++++ PROVIDED RECORDS

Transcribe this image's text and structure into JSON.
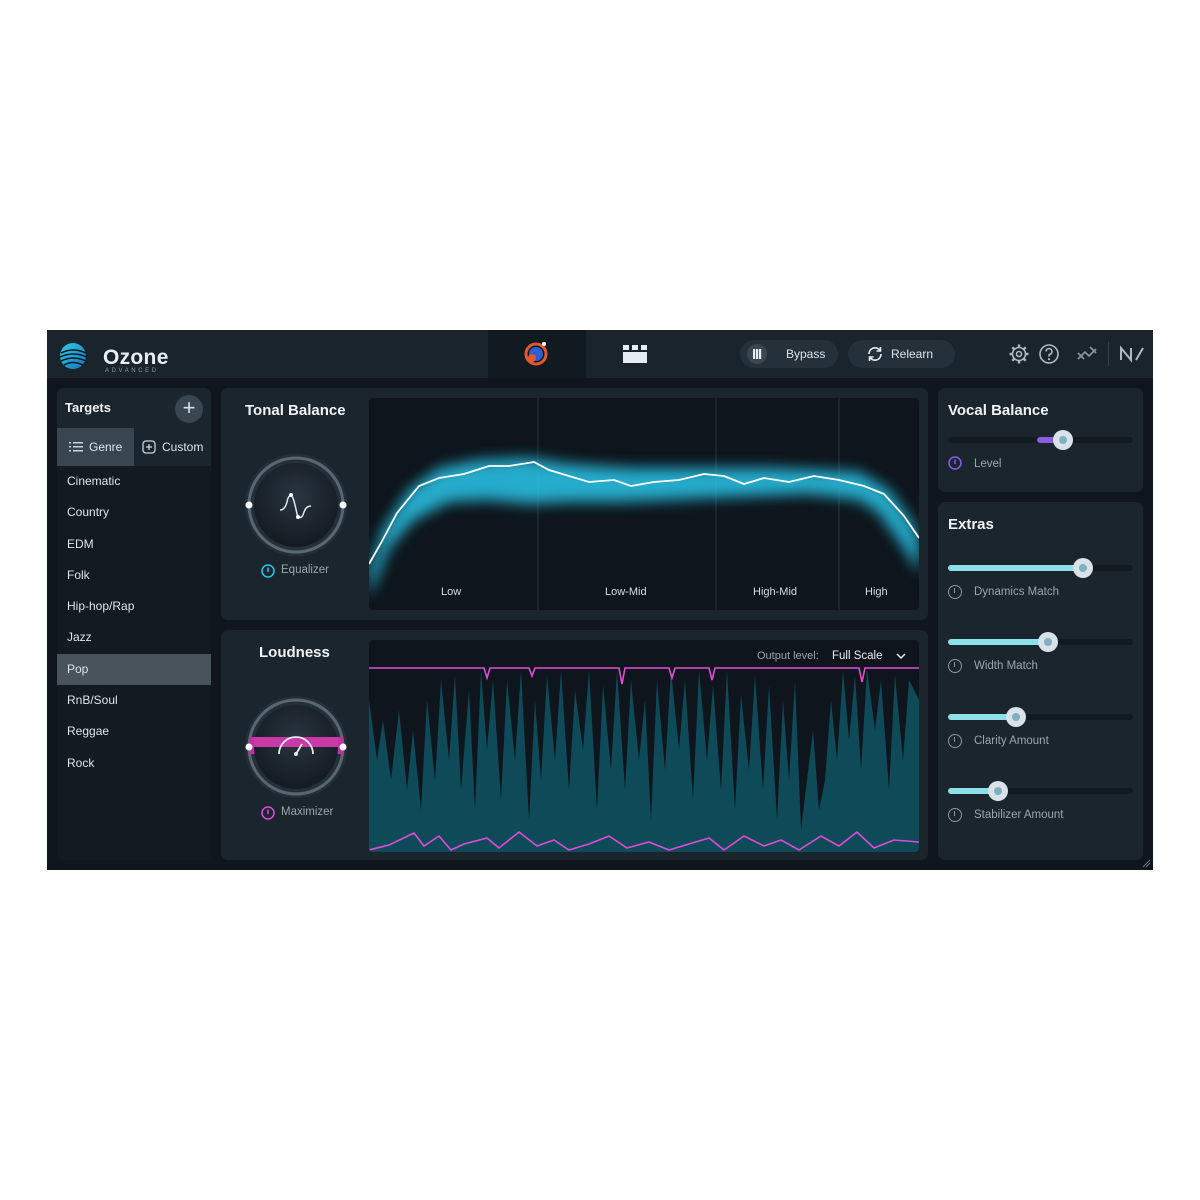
{
  "app": {
    "name": "Ozone",
    "edition": "ADVANCED"
  },
  "header": {
    "bypass_label": "Bypass",
    "relearn_label": "Relearn",
    "icons": [
      "assistant-icon",
      "modules-icon",
      "bypass-icon",
      "relearn-icon",
      "gear-icon",
      "help-icon",
      "route-icon",
      "ni-logo-icon"
    ]
  },
  "targets": {
    "title": "Targets",
    "add_label": "+",
    "tabs": {
      "genre": "Genre",
      "custom": "Custom"
    },
    "items": [
      "Cinematic",
      "Country",
      "EDM",
      "Folk",
      "Hip-hop/Rap",
      "Jazz",
      "Pop",
      "RnB/Soul",
      "Reggae",
      "Rock"
    ],
    "selected": "Pop"
  },
  "tonal_balance": {
    "title": "Tonal Balance",
    "module_label": "Equalizer",
    "bands": [
      "Low",
      "Low-Mid",
      "High-Mid",
      "High"
    ],
    "colors": {
      "band": "#29c6ea",
      "curve": "#ffffff"
    }
  },
  "loudness": {
    "title": "Loudness",
    "module_label": "Maximizer",
    "output_label": "Output level:",
    "output_value": "Full Scale",
    "colors": {
      "waveform": "#0f4a58",
      "limit": "#e04bd8"
    }
  },
  "vocal_balance": {
    "title": "Vocal Balance",
    "level_label": "Level",
    "level_value": 0.62,
    "color": "#8a5ce6"
  },
  "extras": {
    "title": "Extras",
    "sliders": [
      {
        "label": "Dynamics Match",
        "value": 0.73
      },
      {
        "label": "Width Match",
        "value": 0.54
      },
      {
        "label": "Clarity Amount",
        "value": 0.37
      },
      {
        "label": "Stabilizer Amount",
        "value": 0.27
      }
    ],
    "color": "#8ee0e8"
  }
}
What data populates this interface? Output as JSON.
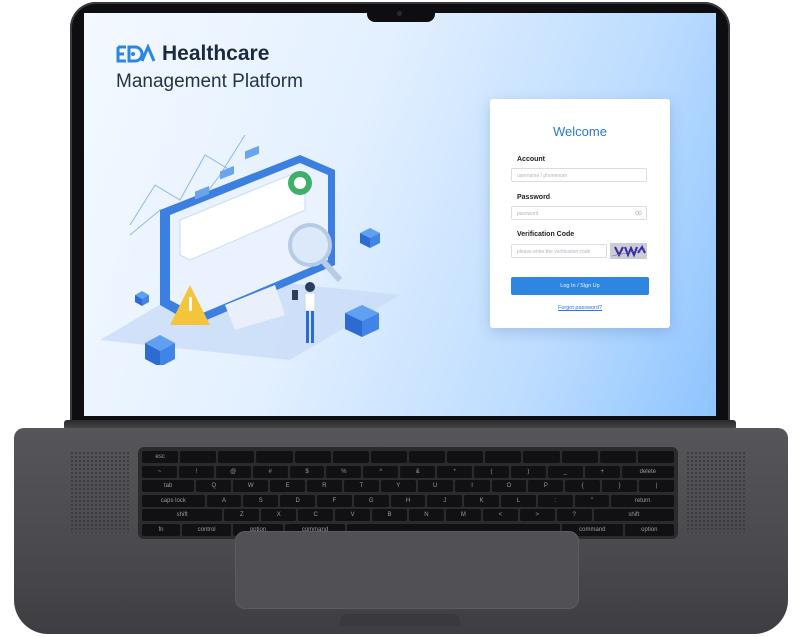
{
  "brand": {
    "name": "Healthcare",
    "subtitle": "Management Platform"
  },
  "login": {
    "title": "Welcome",
    "account_label": "Account",
    "account_placeholder": "username / phonenum",
    "password_label": "Password",
    "password_placeholder": "password",
    "verification_label": "Verification Code",
    "verification_placeholder": "please enter the verification code",
    "submit_label": "Log In / Sign Up",
    "forgot_label": "Forgot password?"
  },
  "keyboard": {
    "row0": [
      "esc",
      "",
      "",
      "",
      "",
      "",
      "",
      "",
      "",
      "",
      "",
      "",
      "",
      ""
    ],
    "row1": [
      "~",
      "!",
      "@",
      "#",
      "$",
      "%",
      "^",
      "&",
      "*",
      "(",
      ")",
      "_",
      "+",
      "delete"
    ],
    "row2": [
      "tab",
      "Q",
      "W",
      "E",
      "R",
      "T",
      "Y",
      "U",
      "I",
      "O",
      "P",
      "{",
      "}",
      "|"
    ],
    "row3": [
      "caps lock",
      "A",
      "S",
      "D",
      "F",
      "G",
      "H",
      "J",
      "K",
      "L",
      ":",
      "\"",
      "return"
    ],
    "row4": [
      "shift",
      "Z",
      "X",
      "C",
      "V",
      "B",
      "N",
      "M",
      "<",
      ">",
      "?",
      "shift"
    ],
    "row5": [
      "fn",
      "control",
      "option",
      "command",
      "",
      "command",
      "option"
    ]
  },
  "colors": {
    "accent": "#2e86e0",
    "brand_text": "#1a2a3f",
    "screen_bg": "#cfe6ff"
  }
}
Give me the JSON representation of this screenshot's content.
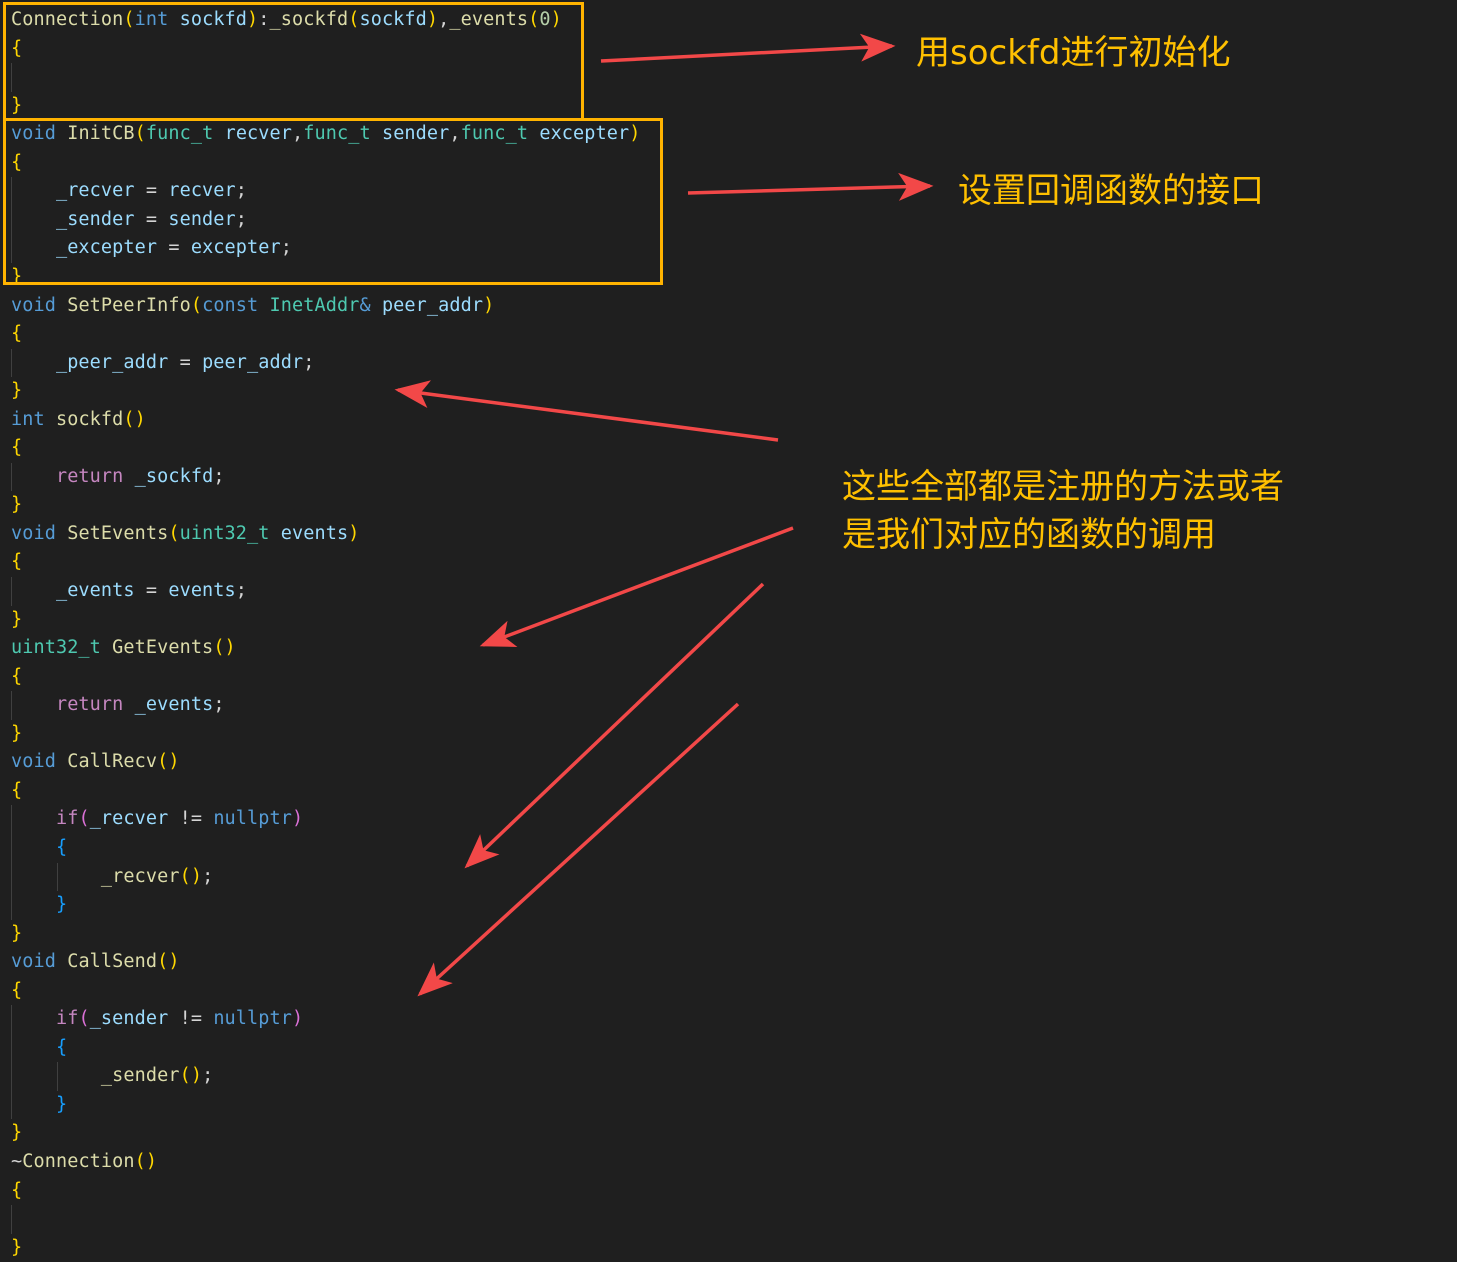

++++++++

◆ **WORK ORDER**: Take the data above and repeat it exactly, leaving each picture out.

◆ **TASK RESULT**:
Transcribe this image's text and structure into JSON.
{
  "app": {
    "name": "Ozone",
    "edition": "ADVANCED"
  },
  "header": {
    "bypass_label": "Bypass",
    "relearn_label": "Relearn",
    "icons": [
      "assistant-icon",
      "modules-icon",
      "bypass-icon",
      "relearn-icon",
      "gear-icon",
      "help-icon",
      "route-icon",
      "ni-logo-icon"
    ]
  },
  "targets": {
    "title": "Targets",
    "add_label": "+",
    "tabs": {
      "genre": "Genre",
      "custom": "Custom"
    },
    "items": [
      "Cinematic",
      "Country",
      "EDM",
      "Folk",
      "Hip-hop/Rap",
      "Jazz",
      "Pop",
      "RnB/Soul",
      "Reggae",
      "Rock"
    ],
    "selected": "Pop"
  },
  "tonal_balance": {
    "title": "Tonal Balance",
    "module_label": "Equalizer",
    "bands": [
      "Low",
      "Low-Mid",
      "High-Mid",
      "High"
    ],
    "colors": {
      "band": "#29c6ea",
      "curve": "#ffffff"
    }
  },
  "loudness": {
    "title": "Loudness",
    "module_label": "Maximizer",
    "output_label": "Output level:",
    "output_value": "Full Scale",
    "colors": {
      "waveform": "#0f4a58",
      "limit": "#e04bd8"
    }
  },
  "vocal_balance": {
    "title": "Vocal Balance",
    "level_label": "Level",
    "level_value": 0.62,
    "color": "#8a5ce6"
  },
  "extras": {
    "title": "Extras",
    "sliders": [
      {
        "label": "Dynamics Match",
        "value": 0.73
      },
      {
        "label": "Width Match",
        "value": 0.54
      },
      {
        "label": "Clarity Amount",
        "value": 0.37
      },
      {
        "label": "Stabilizer Amount",
        "value": 0.27
      }
    ],
    "color": "#8ee0e8"
  }
}
What data populates this interface? Output as JSON.
{
  "brand": {
    "name": "Healthcare",
    "subtitle": "Management Platform"
  },
  "login": {
    "title": "Welcome",
    "account_label": "Account",
    "account_placeholder": "username / phonenum",
    "password_label": "Password",
    "password_placeholder": "password",
    "verification_label": "Verification Code",
    "verification_placeholder": "please enter the verification code",
    "submit_label": "Log In / Sign Up",
    "forgot_label": "Forgot password?"
  },
  "keyboard": {
    "row0": [
      "esc",
      "",
      "",
      "",
      "",
      "",
      "",
      "",
      "",
      "",
      "",
      "",
      "",
      ""
    ],
    "row1": [
      "~",
      "!",
      "@",
      "#",
      "$",
      "%",
      "^",
      "&",
      "*",
      "(",
      ")",
      "_",
      "+",
      "delete"
    ],
    "row2": [
      "tab",
      "Q",
      "W",
      "E",
      "R",
      "T",
      "Y",
      "U",
      "I",
      "O",
      "P",
      "{",
      "}",
      "|"
    ],
    "row3": [
      "caps lock",
      "A",
      "S",
      "D",
      "F",
      "G",
      "H",
      "J",
      "K",
      "L",
      ":",
      "\"",
      "return"
    ],
    "row4": [
      "shift",
      "Z",
      "X",
      "C",
      "V",
      "B",
      "N",
      "M",
      "<",
      ">",
      "?",
      "shift"
    ],
    "row5": [
      "fn",
      "control",
      "option",
      "command",
      "",
      "command",
      "option"
    ]
  },
  "colors": {
    "accent": "#2e86e0",
    "brand_text": "#1a2a3f",
    "screen_bg": "#cfe6ff"
  }
}
Give me the JSON representation of this screenshot's content.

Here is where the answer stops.